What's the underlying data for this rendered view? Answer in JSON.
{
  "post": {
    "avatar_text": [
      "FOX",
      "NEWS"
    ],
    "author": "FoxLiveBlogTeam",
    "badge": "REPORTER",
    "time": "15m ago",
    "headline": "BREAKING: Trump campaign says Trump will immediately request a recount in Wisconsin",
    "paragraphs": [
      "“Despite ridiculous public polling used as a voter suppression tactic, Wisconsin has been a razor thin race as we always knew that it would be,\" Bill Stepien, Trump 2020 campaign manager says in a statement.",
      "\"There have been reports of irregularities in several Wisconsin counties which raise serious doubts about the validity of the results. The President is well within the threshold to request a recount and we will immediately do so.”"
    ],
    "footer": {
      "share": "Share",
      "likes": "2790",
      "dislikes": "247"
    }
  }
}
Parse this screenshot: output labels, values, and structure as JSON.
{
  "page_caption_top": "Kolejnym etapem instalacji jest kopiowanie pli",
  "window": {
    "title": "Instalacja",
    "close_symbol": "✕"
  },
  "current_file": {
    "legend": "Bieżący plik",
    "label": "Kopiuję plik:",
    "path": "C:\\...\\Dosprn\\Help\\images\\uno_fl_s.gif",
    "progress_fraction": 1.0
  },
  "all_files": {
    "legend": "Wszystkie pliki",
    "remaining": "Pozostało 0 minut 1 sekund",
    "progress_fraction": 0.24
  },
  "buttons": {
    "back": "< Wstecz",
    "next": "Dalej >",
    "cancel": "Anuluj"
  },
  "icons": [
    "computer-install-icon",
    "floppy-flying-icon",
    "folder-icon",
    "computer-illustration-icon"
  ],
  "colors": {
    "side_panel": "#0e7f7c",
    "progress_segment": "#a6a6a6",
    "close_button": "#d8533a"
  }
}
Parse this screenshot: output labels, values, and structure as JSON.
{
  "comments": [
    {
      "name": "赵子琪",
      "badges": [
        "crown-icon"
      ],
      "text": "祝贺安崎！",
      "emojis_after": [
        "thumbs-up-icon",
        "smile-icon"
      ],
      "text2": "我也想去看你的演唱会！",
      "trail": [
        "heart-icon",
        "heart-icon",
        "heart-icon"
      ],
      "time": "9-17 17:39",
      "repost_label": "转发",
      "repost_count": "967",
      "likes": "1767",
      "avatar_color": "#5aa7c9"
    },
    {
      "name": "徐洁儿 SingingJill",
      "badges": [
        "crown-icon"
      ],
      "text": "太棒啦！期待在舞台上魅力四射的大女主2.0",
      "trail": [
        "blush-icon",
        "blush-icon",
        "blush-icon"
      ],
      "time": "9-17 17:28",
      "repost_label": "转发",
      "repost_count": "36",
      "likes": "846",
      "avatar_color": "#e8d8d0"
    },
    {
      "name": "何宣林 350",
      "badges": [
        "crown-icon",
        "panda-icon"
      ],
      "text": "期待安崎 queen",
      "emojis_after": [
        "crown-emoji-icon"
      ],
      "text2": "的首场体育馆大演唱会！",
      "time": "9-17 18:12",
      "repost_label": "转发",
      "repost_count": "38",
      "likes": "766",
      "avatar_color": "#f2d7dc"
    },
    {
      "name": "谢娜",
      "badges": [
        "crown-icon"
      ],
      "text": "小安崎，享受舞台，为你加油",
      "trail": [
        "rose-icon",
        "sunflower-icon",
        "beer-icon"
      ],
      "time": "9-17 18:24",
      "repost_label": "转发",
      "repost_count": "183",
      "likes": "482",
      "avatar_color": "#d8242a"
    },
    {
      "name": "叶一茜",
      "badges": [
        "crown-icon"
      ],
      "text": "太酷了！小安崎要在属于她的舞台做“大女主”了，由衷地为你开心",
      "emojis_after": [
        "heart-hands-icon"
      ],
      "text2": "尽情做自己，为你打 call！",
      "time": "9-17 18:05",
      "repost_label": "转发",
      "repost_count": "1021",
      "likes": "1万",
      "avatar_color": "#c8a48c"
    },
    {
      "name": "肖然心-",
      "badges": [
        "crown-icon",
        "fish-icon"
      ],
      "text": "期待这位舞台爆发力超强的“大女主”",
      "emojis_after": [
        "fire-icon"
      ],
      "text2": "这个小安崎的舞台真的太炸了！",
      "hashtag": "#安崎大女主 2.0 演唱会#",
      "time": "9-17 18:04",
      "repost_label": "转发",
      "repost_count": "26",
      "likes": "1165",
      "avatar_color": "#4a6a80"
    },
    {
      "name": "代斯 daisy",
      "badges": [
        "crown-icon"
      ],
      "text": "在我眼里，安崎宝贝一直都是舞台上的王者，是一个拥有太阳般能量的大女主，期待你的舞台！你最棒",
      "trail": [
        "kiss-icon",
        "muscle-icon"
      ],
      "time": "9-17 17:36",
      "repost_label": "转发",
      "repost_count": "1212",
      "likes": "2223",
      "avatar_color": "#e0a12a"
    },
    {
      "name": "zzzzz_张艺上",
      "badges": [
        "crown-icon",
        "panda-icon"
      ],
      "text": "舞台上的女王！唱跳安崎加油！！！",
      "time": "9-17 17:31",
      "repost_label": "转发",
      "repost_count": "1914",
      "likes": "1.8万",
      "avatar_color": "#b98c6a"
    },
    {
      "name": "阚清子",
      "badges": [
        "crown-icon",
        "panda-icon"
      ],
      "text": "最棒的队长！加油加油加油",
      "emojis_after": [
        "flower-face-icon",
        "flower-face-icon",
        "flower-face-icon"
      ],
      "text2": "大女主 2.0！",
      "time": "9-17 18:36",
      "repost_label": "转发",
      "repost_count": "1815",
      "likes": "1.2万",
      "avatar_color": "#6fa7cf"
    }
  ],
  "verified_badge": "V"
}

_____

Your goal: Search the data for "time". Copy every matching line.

Solution:
    "time": "15m ago",
      "time": "9-17 17:39",
      "time": "9-17 17:28",
      "time": "9-17 18:12",
      "time": "9-17 18:24",
      "time": "9-17 18:05",
      "time": "9-17 18:04",
      "time": "9-17 17:36",
      "time": "9-17 17:31",
      "time": "9-17 18:36",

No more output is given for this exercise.